I think my only big mistake in putting together that video clip was the failure to show "typical" skiers skiing the same terrain and conditions. The skiers in the video make it look easy, for the most part, but I can assure you that very little of that footage was shot in "easy" conditions. Crud does, as I suggested in the video, range from "mildly challenging to truly obnoxious," and not everything there was on the far obnoxious end of the spectrum. But between the steepness (much of it was over 40 degrees, and a fair amount was closer to 50 degrees) and the typically windblown, heavier spring snow, it was harder than it may appear. Even the smoothest looking conditions that may look like virgin powder may not have been quite what they look like.

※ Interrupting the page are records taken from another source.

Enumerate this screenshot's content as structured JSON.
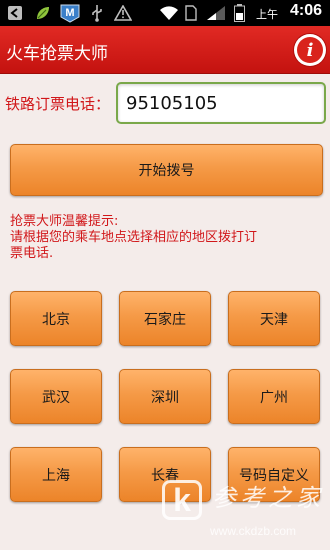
{
  "status_bar": {
    "icons": [
      "back-arrow-icon",
      "leaf-icon",
      "maxthon-m-icon",
      "usb-icon",
      "warning-icon",
      "wifi-icon",
      "sim-icon",
      "signal-icon",
      "battery-icon"
    ],
    "am_pm": "上午",
    "time": "4:06"
  },
  "header": {
    "title": "火车抢票大师",
    "info_icon": "info-icon",
    "colors": {
      "bar": "#d81e1a"
    }
  },
  "phone": {
    "label": "铁路订票电话：",
    "value": "95105105"
  },
  "dial_button": "开始拨号",
  "tips": {
    "line1": "抢票大师温馨提示:",
    "line2": "请根据您的乘车地点选择相应的地区拨打订",
    "line3": "票电话."
  },
  "cities": [
    "北京",
    "石家庄",
    "天津",
    "武汉",
    "深圳",
    "广州",
    "上海",
    "长春",
    "号码自定义"
  ],
  "watermark": {
    "letter": "k",
    "text": "参考之家",
    "url": "www.ckdzb.com"
  },
  "colors": {
    "accent_red": "#d1171a",
    "button_orange": "#f59a47",
    "input_border": "#7aa84a",
    "background": "#f4ecea"
  }
}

See, for example, Donnie in the blue and black at 4:29--what looks like untouched "cream" was covered by a layer of wind-affected slab that was bringing most skiers to their knees. I remember it well, and only wish I'd filmed some of the less-experienced skiers burying themselves in it--great big snow-filled grins not withstanding!
Really, the only footage that I did question a bit before including it in a video about "crud" was Bud Heishman skiing at Mt. Rose, Nevada (11:21). Conditions there may not fit the true spirit of "crud"--it was fresh, still-falling fairly light powder. But that new snow covered rock-hard and inconsistent bumps, and the heavy snow and fog affected visibility so much (had to do a lot of work to bring out the contrast in the clip)--and Bud's skiing was so masterful--so I finally decided that it was appropriate to put it in. The others who were there (including many EpicSki members) will surely vouch that Bud made it look a lot easier than it turned out to be for most other skiers!

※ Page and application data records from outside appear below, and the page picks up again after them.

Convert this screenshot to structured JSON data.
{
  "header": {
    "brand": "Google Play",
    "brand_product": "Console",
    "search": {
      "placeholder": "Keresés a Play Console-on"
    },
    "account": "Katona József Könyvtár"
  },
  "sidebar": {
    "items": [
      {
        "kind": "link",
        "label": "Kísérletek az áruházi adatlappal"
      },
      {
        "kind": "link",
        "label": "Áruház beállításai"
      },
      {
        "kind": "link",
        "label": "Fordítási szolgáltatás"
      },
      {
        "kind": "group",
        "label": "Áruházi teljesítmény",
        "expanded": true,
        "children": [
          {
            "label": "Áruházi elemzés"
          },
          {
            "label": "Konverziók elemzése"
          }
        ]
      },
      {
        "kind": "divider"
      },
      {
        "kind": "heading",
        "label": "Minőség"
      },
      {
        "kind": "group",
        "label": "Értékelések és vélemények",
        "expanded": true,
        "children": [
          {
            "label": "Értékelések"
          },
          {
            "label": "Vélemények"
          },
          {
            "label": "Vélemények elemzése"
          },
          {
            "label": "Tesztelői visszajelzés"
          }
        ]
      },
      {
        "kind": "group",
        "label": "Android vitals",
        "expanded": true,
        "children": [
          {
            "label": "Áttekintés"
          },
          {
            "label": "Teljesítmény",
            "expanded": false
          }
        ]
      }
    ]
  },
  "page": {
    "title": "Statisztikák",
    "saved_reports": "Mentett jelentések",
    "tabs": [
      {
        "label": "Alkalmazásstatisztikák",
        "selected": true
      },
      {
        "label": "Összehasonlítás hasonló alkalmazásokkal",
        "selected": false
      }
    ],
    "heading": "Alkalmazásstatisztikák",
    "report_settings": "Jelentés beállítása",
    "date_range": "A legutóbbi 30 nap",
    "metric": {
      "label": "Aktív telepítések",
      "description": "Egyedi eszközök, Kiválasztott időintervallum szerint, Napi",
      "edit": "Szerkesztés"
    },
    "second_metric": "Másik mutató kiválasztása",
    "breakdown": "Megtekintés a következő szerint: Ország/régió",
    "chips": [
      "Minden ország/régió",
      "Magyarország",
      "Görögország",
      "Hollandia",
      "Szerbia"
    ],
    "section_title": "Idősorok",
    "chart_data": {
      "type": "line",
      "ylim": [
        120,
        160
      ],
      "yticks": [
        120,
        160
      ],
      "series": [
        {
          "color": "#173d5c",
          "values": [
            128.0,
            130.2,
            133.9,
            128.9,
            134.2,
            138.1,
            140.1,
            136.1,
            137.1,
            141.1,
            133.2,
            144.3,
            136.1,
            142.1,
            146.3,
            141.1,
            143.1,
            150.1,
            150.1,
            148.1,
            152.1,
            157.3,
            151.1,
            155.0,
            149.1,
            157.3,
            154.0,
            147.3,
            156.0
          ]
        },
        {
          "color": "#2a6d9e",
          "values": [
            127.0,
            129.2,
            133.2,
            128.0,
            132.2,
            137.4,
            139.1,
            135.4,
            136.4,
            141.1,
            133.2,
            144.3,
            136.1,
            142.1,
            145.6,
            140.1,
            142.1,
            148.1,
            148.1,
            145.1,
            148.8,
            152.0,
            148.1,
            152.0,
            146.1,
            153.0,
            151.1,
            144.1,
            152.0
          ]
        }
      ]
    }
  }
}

The other clip that may be questionable as true "crud" is the legend, Jerry Berg, ripping carved turns at Arapahoe Basin on softened spring snow (5:11). The snow wasn't very deep, so perhaps calling it "crud" is reasonably debatable. But Bergie's turns and ski performance demonstrate the "keep 'em going the direction they're pointed" Rule of Crudology so vividly that I decided they had a place here.

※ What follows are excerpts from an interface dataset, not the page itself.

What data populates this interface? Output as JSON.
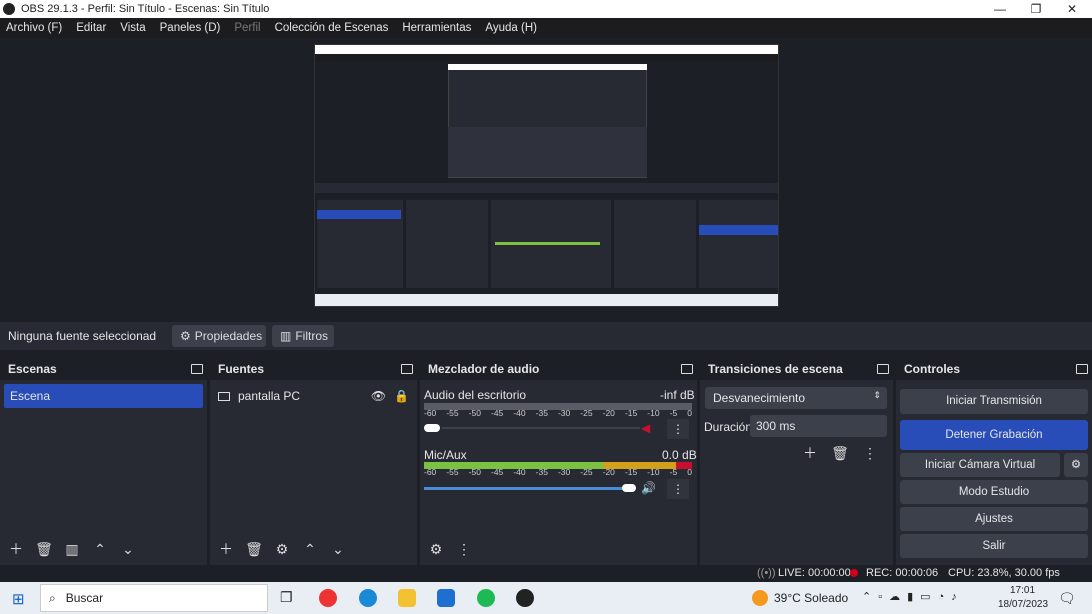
{
  "window": {
    "title": "OBS 29.1.3 - Perfil: Sin Título - Escenas: Sin Título",
    "minimize": "—",
    "maximize": "❐",
    "close": "✕"
  },
  "menu": [
    "Archivo (F)",
    "Editar",
    "Vista",
    "Paneles (D)",
    "Perfil",
    "Colección de Escenas",
    "Herramientas",
    "Ayuda (H)"
  ],
  "source_bar": {
    "status": "Ninguna fuente seleccionad",
    "properties": "Propiedades",
    "filters": "Filtros"
  },
  "scenes": {
    "title": "Escenas",
    "items": [
      "Escena"
    ]
  },
  "sources": {
    "title": "Fuentes",
    "items": [
      "pantalla PC"
    ]
  },
  "mixer": {
    "title": "Mezclador de audio",
    "ticks": [
      "-60",
      "-55",
      "-50",
      "-45",
      "-40",
      "-35",
      "-30",
      "-25",
      "-20",
      "-15",
      "-10",
      "-5",
      "0"
    ],
    "channels": [
      {
        "name": "Audio del escritorio",
        "level": "-inf dB",
        "volume": 0.03,
        "muted": true
      },
      {
        "name": "Mic/Aux",
        "level": "0.0 dB",
        "volume": 1.0,
        "muted": false
      }
    ]
  },
  "transitions": {
    "title": "Transiciones de escena",
    "selected": "Desvanecimiento",
    "duration_label": "Duración",
    "duration": "300 ms"
  },
  "controls": {
    "title": "Controles",
    "buttons": [
      "Iniciar Transmisión",
      "Detener Grabación",
      "Iniciar Cámara Virtual",
      "Modo Estudio",
      "Ajustes",
      "Salir"
    ]
  },
  "status": {
    "live": "LIVE: 00:00:00",
    "rec": "REC: 00:00:06",
    "cpu": "CPU: 23.8%, 30.00 fps"
  },
  "taskbar": {
    "search": "Buscar",
    "weather": "39°C  Soleado",
    "time": "17:01",
    "date": "18/07/2023"
  },
  "colors": {
    "accent": "#284cb8",
    "panel": "#272a33",
    "bg": "#1d1f26",
    "rec": "#d0021b"
  }
}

Perhaps the most challenging conditions in the Crudology video--that may not come through as obviously obnoxious--were the rock-hard "frozen chickenhead" coral bumps on Slalom Slope at Arapahoe Basin, skied "effortlessly" by the incomparable Dan Egan (in red, 11:31) one cold spring morning. Dan's technique of spending as little time as possible actually on the snow, and as much time as possible in the air above it, serves very well in those conditions!
Anyway, perhaps in the next rendition, I'll include some "regular" skiers in the same conditions, just for comparison!
Now, if we can just get some of those conditions to go and ski....